§ Activity: Count only the lines of the records that hold "Collection", then give the number without any other words.

§ Provided records:

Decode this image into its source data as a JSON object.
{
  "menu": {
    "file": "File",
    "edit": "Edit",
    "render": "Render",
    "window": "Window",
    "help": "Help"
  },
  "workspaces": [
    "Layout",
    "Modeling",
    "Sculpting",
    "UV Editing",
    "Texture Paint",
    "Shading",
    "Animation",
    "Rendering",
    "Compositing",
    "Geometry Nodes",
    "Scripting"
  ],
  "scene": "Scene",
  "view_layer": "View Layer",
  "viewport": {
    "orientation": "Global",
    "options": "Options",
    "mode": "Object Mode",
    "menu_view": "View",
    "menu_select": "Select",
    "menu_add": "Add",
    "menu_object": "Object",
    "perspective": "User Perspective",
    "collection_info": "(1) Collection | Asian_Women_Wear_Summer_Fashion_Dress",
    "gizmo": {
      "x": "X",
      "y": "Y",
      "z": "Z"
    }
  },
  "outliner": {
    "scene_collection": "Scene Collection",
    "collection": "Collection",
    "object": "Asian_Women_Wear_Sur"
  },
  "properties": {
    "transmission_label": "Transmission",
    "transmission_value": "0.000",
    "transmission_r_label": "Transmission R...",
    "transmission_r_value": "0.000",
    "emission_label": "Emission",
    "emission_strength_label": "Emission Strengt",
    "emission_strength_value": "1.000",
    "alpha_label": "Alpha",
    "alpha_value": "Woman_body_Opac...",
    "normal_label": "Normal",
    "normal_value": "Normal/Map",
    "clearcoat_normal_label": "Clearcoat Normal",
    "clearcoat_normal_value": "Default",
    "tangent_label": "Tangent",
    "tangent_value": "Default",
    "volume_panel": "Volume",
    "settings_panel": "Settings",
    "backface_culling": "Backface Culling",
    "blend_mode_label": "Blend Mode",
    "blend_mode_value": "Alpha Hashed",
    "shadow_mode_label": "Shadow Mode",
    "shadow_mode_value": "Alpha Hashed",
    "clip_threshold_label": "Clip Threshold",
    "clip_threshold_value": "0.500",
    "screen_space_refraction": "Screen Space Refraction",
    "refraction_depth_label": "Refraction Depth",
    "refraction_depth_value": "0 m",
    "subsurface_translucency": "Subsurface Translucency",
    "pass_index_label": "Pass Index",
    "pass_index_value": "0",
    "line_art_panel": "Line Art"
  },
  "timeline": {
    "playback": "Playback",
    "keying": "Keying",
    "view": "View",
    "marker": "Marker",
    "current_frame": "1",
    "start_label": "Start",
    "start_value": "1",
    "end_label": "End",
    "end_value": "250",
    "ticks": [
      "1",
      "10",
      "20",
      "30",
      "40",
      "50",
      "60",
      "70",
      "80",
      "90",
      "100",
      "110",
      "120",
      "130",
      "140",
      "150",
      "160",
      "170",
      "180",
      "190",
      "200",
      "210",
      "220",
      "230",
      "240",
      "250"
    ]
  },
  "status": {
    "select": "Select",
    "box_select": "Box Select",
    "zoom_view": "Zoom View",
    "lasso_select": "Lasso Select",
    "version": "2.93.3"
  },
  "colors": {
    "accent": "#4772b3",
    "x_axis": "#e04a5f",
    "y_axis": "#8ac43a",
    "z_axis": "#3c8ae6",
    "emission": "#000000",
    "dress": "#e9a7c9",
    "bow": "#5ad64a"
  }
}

§ Output: 3